(Data extract begins)
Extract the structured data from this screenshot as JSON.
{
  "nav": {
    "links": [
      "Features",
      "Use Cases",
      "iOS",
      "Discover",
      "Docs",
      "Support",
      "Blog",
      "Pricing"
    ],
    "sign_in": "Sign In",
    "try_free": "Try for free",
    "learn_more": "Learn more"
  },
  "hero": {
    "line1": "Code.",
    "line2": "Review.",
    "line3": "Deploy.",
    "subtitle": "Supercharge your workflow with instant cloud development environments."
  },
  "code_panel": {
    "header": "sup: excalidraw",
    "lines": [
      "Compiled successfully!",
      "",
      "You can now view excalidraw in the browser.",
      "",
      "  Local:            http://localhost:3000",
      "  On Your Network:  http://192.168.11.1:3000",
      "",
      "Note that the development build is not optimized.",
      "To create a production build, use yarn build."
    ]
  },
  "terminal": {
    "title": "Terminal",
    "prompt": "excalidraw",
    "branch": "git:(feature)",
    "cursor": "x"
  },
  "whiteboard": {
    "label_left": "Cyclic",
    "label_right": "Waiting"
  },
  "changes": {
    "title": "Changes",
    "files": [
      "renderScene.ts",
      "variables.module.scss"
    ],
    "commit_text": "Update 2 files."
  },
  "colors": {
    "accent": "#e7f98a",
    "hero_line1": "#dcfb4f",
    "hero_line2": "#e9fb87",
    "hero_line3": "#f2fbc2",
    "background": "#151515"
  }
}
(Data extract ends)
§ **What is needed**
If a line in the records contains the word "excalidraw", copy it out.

§ **Completed task**
    "header": "sup: excalidraw",
      "You can now view excalidraw in the browser.",
    "prompt": "excalidraw",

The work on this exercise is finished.